RECORDS PROVIDED:
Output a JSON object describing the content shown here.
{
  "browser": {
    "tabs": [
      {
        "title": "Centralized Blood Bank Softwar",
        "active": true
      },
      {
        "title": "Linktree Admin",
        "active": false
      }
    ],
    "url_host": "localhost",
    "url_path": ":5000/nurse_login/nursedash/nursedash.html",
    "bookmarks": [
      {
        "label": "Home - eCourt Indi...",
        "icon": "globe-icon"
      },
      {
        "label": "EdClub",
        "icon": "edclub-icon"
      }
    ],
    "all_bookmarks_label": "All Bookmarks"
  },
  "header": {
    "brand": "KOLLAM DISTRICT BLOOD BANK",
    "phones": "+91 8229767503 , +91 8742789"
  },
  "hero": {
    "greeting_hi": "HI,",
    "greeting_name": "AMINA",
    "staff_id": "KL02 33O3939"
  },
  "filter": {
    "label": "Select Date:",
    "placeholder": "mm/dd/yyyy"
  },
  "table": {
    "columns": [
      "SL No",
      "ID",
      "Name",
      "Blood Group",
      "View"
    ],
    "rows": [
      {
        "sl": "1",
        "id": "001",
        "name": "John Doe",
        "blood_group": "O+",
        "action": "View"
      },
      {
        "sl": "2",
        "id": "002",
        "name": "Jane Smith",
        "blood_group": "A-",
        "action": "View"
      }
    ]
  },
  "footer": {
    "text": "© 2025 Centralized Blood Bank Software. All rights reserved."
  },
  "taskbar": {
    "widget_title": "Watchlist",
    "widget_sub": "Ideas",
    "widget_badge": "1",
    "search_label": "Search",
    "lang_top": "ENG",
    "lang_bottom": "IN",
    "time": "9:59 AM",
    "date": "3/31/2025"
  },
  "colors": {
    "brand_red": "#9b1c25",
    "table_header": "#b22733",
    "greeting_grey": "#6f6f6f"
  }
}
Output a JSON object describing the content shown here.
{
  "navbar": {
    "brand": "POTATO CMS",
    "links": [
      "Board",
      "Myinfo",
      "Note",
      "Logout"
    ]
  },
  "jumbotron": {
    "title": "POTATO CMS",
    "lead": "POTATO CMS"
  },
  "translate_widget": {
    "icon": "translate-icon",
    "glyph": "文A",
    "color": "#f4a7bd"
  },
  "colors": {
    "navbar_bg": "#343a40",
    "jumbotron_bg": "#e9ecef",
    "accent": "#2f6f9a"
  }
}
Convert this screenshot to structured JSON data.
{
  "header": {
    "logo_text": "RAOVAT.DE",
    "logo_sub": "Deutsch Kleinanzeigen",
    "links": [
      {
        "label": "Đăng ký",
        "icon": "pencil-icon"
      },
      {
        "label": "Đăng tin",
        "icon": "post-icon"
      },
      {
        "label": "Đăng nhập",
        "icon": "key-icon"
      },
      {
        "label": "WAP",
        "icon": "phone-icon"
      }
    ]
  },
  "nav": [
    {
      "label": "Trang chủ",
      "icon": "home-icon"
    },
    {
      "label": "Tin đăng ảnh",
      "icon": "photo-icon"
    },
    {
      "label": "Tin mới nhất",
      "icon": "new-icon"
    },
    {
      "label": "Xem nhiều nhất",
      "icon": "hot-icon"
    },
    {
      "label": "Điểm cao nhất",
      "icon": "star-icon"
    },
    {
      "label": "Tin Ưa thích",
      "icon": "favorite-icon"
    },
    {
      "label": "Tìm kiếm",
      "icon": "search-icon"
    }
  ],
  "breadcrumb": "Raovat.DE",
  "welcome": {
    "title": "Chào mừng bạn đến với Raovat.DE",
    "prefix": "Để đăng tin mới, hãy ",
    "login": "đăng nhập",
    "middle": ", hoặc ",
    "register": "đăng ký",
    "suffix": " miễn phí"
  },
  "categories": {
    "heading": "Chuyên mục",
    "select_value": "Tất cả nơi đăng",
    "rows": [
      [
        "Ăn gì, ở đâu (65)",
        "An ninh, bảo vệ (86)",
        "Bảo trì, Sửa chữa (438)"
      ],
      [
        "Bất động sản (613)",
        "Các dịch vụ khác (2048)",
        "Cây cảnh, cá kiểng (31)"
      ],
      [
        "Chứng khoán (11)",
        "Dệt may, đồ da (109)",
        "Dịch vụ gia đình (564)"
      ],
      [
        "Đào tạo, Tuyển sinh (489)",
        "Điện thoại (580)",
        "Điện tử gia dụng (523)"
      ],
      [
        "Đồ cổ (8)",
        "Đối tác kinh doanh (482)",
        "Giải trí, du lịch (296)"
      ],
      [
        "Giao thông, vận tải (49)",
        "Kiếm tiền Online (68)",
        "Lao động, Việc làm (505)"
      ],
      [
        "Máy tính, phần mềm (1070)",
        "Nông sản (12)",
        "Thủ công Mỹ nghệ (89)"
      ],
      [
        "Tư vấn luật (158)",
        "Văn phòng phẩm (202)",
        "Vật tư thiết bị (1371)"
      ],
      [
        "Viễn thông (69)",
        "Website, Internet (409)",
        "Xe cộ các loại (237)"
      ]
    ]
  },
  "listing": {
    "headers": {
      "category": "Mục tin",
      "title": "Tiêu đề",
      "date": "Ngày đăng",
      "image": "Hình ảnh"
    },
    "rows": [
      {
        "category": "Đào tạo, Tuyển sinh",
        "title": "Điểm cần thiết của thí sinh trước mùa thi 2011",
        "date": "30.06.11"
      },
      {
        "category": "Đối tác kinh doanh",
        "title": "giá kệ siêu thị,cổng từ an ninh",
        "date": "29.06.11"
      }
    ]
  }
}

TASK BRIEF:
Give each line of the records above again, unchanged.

THE COMPLETED TASK:
Output a JSON object describing the content shown here.
{
  "browser": {
    "tabs": [
      {
        "title": "Centralized Blood Bank Softwar",
        "active": true
      },
      {
        "title": "Linktree Admin",
        "active": false
      }
    ],
    "url_host": "localhost",
    "url_path": ":5000/nurse_login/nursedash/nursedash.html",
    "bookmarks": [
      {
        "label": "Home - eCourt Indi...",
        "icon": "globe-icon"
      },
      {
        "label": "EdClub",
        "icon": "edclub-icon"
      }
    ],
    "all_bookmarks_label": "All Bookmarks"
  },
  "header": {
    "brand": "KOLLAM DISTRICT BLOOD BANK",
    "phones": "+91 8229767503 , +91 8742789"
  },
  "hero": {
    "greeting_hi": "HI,",
    "greeting_name": "AMINA",
    "staff_id": "KL02 33O3939"
  },
  "filter": {
    "label": "Select Date:",
    "placeholder": "mm/dd/yyyy"
  },
  "table": {
    "columns": [
      "SL No",
      "ID",
      "Name",
      "Blood Group",
      "View"
    ],
    "rows": [
      {
        "sl": "1",
        "id": "001",
        "name": "John Doe",
        "blood_group": "O+",
        "action": "View"
      },
      {
        "sl": "2",
        "id": "002",
        "name": "Jane Smith",
        "blood_group": "A-",
        "action": "View"
      }
    ]
  },
  "footer": {
    "text": "© 2025 Centralized Blood Bank Software. All rights reserved."
  },
  "taskbar": {
    "widget_title": "Watchlist",
    "widget_sub": "Ideas",
    "widget_badge": "1",
    "search_label": "Search",
    "lang_top": "ENG",
    "lang_bottom": "IN",
    "time": "9:59 AM",
    "date": "3/31/2025"
  },
  "colors": {
    "brand_red": "#9b1c25",
    "table_header": "#b22733",
    "greeting_grey": "#6f6f6f"
  }
}
Output a JSON object describing the content shown here.
{
  "navbar": {
    "brand": "POTATO CMS",
    "links": [
      "Board",
      "Myinfo",
      "Note",
      "Logout"
    ]
  },
  "jumbotron": {
    "title": "POTATO CMS",
    "lead": "POTATO CMS"
  },
  "translate_widget": {
    "icon": "translate-icon",
    "glyph": "文A",
    "color": "#f4a7bd"
  },
  "colors": {
    "navbar_bg": "#343a40",
    "jumbotron_bg": "#e9ecef",
    "accent": "#2f6f9a"
  }
}
Convert this screenshot to structured JSON data.
{
  "header": {
    "logo_text": "RAOVAT.DE",
    "logo_sub": "Deutsch Kleinanzeigen",
    "links": [
      {
        "label": "Đăng ký",
        "icon": "pencil-icon"
      },
      {
        "label": "Đăng tin",
        "icon": "post-icon"
      },
      {
        "label": "Đăng nhập",
        "icon": "key-icon"
      },
      {
        "label": "WAP",
        "icon": "phone-icon"
      }
    ]
  },
  "nav": [
    {
      "label": "Trang chủ",
      "icon": "home-icon"
    },
    {
      "label": "Tin đăng ảnh",
      "icon": "photo-icon"
    },
    {
      "label": "Tin mới nhất",
      "icon": "new-icon"
    },
    {
      "label": "Xem nhiều nhất",
      "icon": "hot-icon"
    },
    {
      "label": "Điểm cao nhất",
      "icon": "star-icon"
    },
    {
      "label": "Tin Ưa thích",
      "icon": "favorite-icon"
    },
    {
      "label": "Tìm kiếm",
      "icon": "search-icon"
    }
  ],
  "breadcrumb": "Raovat.DE",
  "welcome": {
    "title": "Chào mừng bạn đến với Raovat.DE",
    "prefix": "Để đăng tin mới, hãy ",
    "login": "đăng nhập",
    "middle": ", hoặc ",
    "register": "đăng ký",
    "suffix": " miễn phí"
  },
  "categories": {
    "heading": "Chuyên mục",
    "select_value": "Tất cả nơi đăng",
    "rows": [
      [
        "Ăn gì, ở đâu (65)",
        "An ninh, bảo vệ (86)",
        "Bảo trì, Sửa chữa (438)"
      ],
      [
        "Bất động sản (613)",
        "Các dịch vụ khác (2048)",
        "Cây cảnh, cá kiểng (31)"
      ],
      [
        "Chứng khoán (11)",
        "Dệt may, đồ da (109)",
        "Dịch vụ gia đình (564)"
      ],
      [
        "Đào tạo, Tuyển sinh (489)",
        "Điện thoại (580)",
        "Điện tử gia dụng (523)"
      ],
      [
        "Đồ cổ (8)",
        "Đối tác kinh doanh (482)",
        "Giải trí, du lịch (296)"
      ],
      [
        "Giao thông, vận tải (49)",
        "Kiếm tiền Online (68)",
        "Lao động, Việc làm (505)"
      ],
      [
        "Máy tính, phần mềm (1070)",
        "Nông sản (12)",
        "Thủ công Mỹ nghệ (89)"
      ],
      [
        "Tư vấn luật (158)",
        "Văn phòng phẩm (202)",
        "Vật tư thiết bị (1371)"
      ],
      [
        "Viễn thông (69)",
        "Website, Internet (409)",
        "Xe cộ các loại (237)"
      ]
    ]
  },
  "listing": {
    "headers": {
      "category": "Mục tin",
      "title": "Tiêu đề",
      "date": "Ngày đăng",
      "image": "Hình ảnh"
    },
    "rows": [
      {
        "category": "Đào tạo, Tuyển sinh",
        "title": "Điểm cần thiết của thí sinh trước mùa thi 2011",
        "date": "30.06.11"
      },
      {
        "category": "Đối tác kinh doanh",
        "title": "giá kệ siêu thị,cổng từ an ninh",
        "date": "29.06.11"
      }
    ]
  }
}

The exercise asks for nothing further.